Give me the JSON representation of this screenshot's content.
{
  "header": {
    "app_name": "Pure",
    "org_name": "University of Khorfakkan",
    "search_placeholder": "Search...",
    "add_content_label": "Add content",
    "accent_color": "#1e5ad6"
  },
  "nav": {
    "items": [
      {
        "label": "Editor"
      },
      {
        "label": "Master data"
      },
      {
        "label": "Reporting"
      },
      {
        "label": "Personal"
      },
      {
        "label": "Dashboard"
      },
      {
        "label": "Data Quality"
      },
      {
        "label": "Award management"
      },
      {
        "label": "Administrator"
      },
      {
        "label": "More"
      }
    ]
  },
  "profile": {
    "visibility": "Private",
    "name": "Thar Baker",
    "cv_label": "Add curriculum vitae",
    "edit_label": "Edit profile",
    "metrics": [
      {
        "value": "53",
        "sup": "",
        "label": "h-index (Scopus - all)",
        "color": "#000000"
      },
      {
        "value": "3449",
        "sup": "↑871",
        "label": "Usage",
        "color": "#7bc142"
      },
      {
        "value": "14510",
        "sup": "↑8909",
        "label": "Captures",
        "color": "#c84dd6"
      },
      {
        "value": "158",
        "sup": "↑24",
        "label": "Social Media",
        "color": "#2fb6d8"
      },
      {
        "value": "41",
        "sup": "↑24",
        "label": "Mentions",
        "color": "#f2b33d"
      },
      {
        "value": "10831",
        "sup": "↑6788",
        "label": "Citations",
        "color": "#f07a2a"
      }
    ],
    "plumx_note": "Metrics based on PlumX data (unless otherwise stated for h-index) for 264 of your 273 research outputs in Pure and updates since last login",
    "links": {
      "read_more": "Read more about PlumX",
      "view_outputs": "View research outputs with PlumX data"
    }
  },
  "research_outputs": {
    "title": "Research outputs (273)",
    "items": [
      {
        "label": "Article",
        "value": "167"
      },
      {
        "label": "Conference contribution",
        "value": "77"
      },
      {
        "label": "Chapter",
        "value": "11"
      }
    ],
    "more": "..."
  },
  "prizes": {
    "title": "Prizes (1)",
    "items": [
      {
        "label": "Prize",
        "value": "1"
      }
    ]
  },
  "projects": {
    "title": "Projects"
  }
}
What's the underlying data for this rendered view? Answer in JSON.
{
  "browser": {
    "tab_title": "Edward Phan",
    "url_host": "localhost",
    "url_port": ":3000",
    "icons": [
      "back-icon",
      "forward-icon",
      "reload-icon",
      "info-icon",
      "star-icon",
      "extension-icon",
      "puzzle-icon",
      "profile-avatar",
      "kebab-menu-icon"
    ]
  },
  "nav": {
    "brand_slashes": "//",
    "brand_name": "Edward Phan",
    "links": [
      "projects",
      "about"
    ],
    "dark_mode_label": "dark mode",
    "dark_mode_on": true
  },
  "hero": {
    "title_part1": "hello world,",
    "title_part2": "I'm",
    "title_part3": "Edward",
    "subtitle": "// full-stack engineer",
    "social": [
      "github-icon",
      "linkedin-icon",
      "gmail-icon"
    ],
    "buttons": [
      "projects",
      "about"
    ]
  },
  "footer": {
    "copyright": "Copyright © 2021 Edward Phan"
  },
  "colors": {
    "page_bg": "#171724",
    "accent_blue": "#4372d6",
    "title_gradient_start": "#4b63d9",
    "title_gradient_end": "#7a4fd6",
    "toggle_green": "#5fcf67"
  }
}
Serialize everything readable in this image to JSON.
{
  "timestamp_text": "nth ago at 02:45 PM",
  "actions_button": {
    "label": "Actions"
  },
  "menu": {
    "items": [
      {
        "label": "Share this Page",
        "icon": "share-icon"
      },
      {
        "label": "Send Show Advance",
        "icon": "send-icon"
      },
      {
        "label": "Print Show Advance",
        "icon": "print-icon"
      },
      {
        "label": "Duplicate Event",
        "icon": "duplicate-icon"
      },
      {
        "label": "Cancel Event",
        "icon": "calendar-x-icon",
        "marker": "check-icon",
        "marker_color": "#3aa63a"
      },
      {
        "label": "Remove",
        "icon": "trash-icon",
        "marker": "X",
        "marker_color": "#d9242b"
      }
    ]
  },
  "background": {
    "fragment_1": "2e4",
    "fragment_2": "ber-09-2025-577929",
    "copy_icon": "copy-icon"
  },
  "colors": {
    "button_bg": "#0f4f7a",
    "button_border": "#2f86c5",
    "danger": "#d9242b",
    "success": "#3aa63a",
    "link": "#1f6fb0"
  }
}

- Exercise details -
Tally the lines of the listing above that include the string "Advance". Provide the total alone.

- Result -
2